Second World War and the End of Colonial Rule in Africa
The end of colonial rule in Africa was strongly influenced by some factors relating to the Second World War. The primary factor was the emergence of the USA and the USSR as the new world powers. These powers were opposed to imperialism and therefore took measures to undermine it. The USA did this by actively advocating for decolonization since it wanted to prevent Africa from becoming the arena of conflicts between capitalist and communist forces. The USSR, on the other hand, promised to support anti-colonial forces in Africa, therefore, jeopardizing the sovereignty that Europeans had enjoyed in their respective colonies.
A major impact of the Second World War was that it economically crippled most of the European countries. This included Britain and France, which were major colonial powers. Due to these new economic realities, Europeans began to see their colonies as economic burdens that could not be sustained. The colonial powers could no longer afford to spare significant amounts of money and manpower to administer their colonies.
As a result, the efficiency with which the colonies had been run reduced. The War also led to the formulation of the Atlantic Charter and the United Nations Charters, which affirmed the right of nations to choose their leaders. These rights provided the grounds on which many countries made demands for independence from their colonizers.
The final contributing factor of the Second World War to decolonization stemmed from the fact that most colonial powers elicited men from their colonies to fight in the European battlefronts. This led to a situation where African servicemen fought alongside white soldiers for a similar cause.
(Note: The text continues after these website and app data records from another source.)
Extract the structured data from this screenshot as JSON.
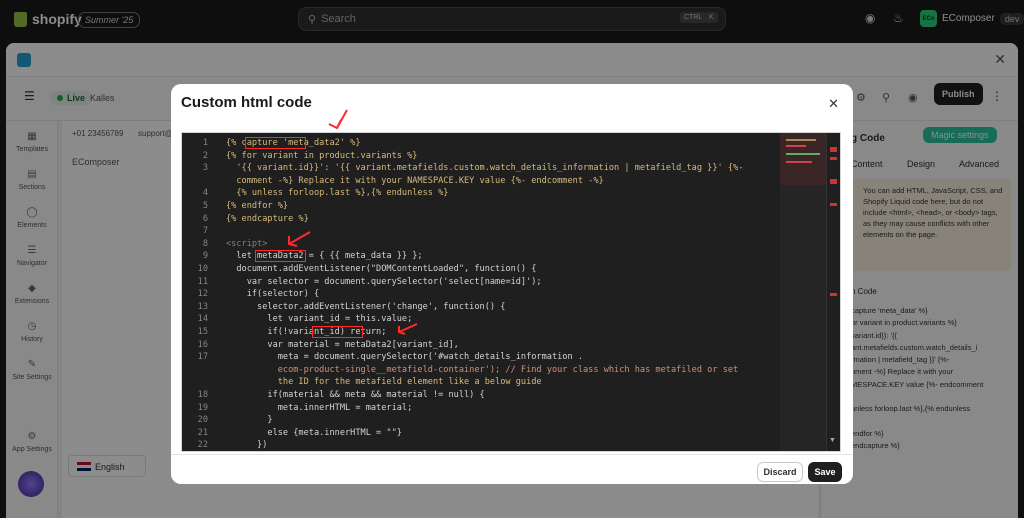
{
  "topbar": {
    "brand": "shopify",
    "edition": "Summer '25",
    "search_placeholder": "Search",
    "kbd_ctrl": "CTRL",
    "kbd_k": "K",
    "store_avatar": "ECo",
    "store_name": "EComposer",
    "store_badge": "dev"
  },
  "app": {
    "status": "Live",
    "page_name": "Kalles",
    "publish_label": "Publish",
    "canvas_label": "EComposer",
    "phone": "+01 23456789",
    "email_partial": "support@",
    "language": "English",
    "sidebar": [
      {
        "label": "Templates",
        "icon": "templates-icon"
      },
      {
        "label": "Sections",
        "icon": "sections-icon"
      },
      {
        "label": "Elements",
        "icon": "elements-icon"
      },
      {
        "label": "Navigator",
        "icon": "navigator-icon"
      },
      {
        "label": "Extensions",
        "icon": "extensions-icon"
      },
      {
        "label": "History",
        "icon": "history-icon"
      },
      {
        "label": "Site Settings",
        "icon": "site-settings-icon"
      },
      {
        "label": "App Settings",
        "icon": "app-settings-icon"
      }
    ]
  },
  "rightpanel": {
    "title_partial": "g Code",
    "magic_label": "Magic settings",
    "tabs": [
      "Content",
      "Design",
      "Advanced"
    ],
    "info": "You can add HTML, JavaScript, CSS, and Shopify Liquid code here, but do not include <html>, <head>, or <body> tags, as they may cause conflicts with other elements on the page.",
    "section_label": "n Code",
    "code_preview": [
      "capture 'meta_data' %}",
      "or variant in product.variants %}",
      "variant.id}}: '{{",
      "ant.metafields.custom.watch_details_i",
      "rmation | metafield_tag }}' {%-",
      "nment -%} Replace it with your",
      "MESPACE.KEY value {%- endcomment",
      "",
      "unless forloop.last %},{% endunless",
      "",
      "endfor %}",
      "endcapture %}"
    ]
  },
  "modal": {
    "title": "Custom html code",
    "discard_label": "Discard",
    "save_label": "Save"
  },
  "code_lines": [
    {
      "n": "1",
      "text": "{% capture 'meta_data2' %}"
    },
    {
      "n": "2",
      "text": "{% for variant in product.variants %}"
    },
    {
      "n": "3",
      "text": "  '{{ variant.id}}': '{{ variant.metafields.custom.watch_details_information | metafield_tag }}' {%-"
    },
    {
      "n": "",
      "text": "  comment -%} Replace it with your NAMESPACE.KEY value {%- endcomment -%}"
    },
    {
      "n": "4",
      "text": "  {% unless forloop.last %},{% endunless %}"
    },
    {
      "n": "5",
      "text": "{% endfor %}"
    },
    {
      "n": "6",
      "text": "{% endcapture %}"
    },
    {
      "n": "7",
      "text": ""
    },
    {
      "n": "8",
      "text": "<script>"
    },
    {
      "n": "9",
      "text": "  let metaData2 = { {{ meta_data }} };"
    },
    {
      "n": "10",
      "text": "  document.addEventListener(\"DOMContentLoaded\", function() {"
    },
    {
      "n": "11",
      "text": "    var selector = document.querySelector('select[name=id]');"
    },
    {
      "n": "12",
      "text": "    if(selector) {"
    },
    {
      "n": "13",
      "text": "      selector.addEventListener('change', function() {"
    },
    {
      "n": "14",
      "text": "        let variant_id = this.value;"
    },
    {
      "n": "15",
      "text": "        if(!variant_id) return;"
    },
    {
      "n": "16",
      "text": "        var material = metaData2[variant_id],"
    },
    {
      "n": "17",
      "text": "          meta = document.querySelector('#watch_details_information ."
    },
    {
      "n": "",
      "text": "          ecom-product-single__metafield-container'); // Find your class which has metafiled or set"
    },
    {
      "n": "",
      "text": "          the ID for the metafield element like a below guide"
    },
    {
      "n": "18",
      "text": "        if(material && meta && material != null) {"
    },
    {
      "n": "19",
      "text": "          meta.innerHTML = material;"
    },
    {
      "n": "20",
      "text": "        }"
    },
    {
      "n": "21",
      "text": "        else {meta.innerHTML = \"\"}"
    },
    {
      "n": "22",
      "text": "      })"
    }
  ]
}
These experiences brought about a realization that Europeans were not inherently superior to Africans. Therefore, many African ex-servicemen were at the forefront in making demands for independence when they returned to their motherlands.